WHAT YOU NEED TO DO
What you return must match the records below exactly, down to each character.
(INFORMATION PROVIDED begins)
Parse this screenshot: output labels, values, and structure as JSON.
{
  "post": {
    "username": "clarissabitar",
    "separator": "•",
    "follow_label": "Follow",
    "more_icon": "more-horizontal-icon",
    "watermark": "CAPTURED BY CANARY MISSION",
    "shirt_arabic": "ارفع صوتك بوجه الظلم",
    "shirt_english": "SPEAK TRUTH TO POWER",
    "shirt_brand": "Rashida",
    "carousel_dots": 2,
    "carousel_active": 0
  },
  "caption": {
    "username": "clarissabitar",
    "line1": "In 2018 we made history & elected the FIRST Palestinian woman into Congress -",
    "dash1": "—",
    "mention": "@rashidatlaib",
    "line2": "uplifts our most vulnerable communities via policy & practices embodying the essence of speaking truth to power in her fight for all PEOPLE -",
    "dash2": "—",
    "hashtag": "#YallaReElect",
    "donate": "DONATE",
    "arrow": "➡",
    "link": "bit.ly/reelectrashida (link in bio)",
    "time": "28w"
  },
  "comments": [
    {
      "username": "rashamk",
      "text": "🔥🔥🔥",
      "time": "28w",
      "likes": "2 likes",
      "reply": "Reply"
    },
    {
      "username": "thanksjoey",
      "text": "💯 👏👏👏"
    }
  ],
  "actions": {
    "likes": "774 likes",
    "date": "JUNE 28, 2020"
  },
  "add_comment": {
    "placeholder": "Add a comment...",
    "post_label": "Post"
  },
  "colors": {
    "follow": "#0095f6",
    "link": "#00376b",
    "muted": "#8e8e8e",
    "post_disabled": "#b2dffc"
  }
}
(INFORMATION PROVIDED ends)
EXERCISE RESULT
Parse this screenshot: output labels, values, and structure as JSON.
{
  "post": {
    "username": "clarissabitar",
    "separator": "•",
    "follow_label": "Follow",
    "more_icon": "more-horizontal-icon",
    "watermark": "CAPTURED BY CANARY MISSION",
    "shirt_arabic": "ارفع صوتك بوجه الظلم",
    "shirt_english": "SPEAK TRUTH TO POWER",
    "shirt_brand": "Rashida",
    "carousel_dots": 2,
    "carousel_active": 0
  },
  "caption": {
    "username": "clarissabitar",
    "line1": "In 2018 we made history & elected the FIRST Palestinian woman into Congress -",
    "dash1": "—",
    "mention": "@rashidatlaib",
    "line2": "uplifts our most vulnerable communities via policy & practices embodying the essence of speaking truth to power in her fight for all PEOPLE -",
    "dash2": "—",
    "hashtag": "#YallaReElect",
    "donate": "DONATE",
    "arrow": "➡",
    "link": "bit.ly/reelectrashida (link in bio)",
    "time": "28w"
  },
  "comments": [
    {
      "username": "rashamk",
      "text": "🔥🔥🔥",
      "time": "28w",
      "likes": "2 likes",
      "reply": "Reply"
    },
    {
      "username": "thanksjoey",
      "text": "💯 👏👏👏"
    }
  ],
  "actions": {
    "likes": "774 likes",
    "date": "JUNE 28, 2020"
  },
  "add_comment": {
    "placeholder": "Add a comment...",
    "post_label": "Post"
  },
  "colors": {
    "follow": "#0095f6",
    "link": "#00376b",
    "muted": "#8e8e8e",
    "post_disabled": "#b2dffc"
  }
}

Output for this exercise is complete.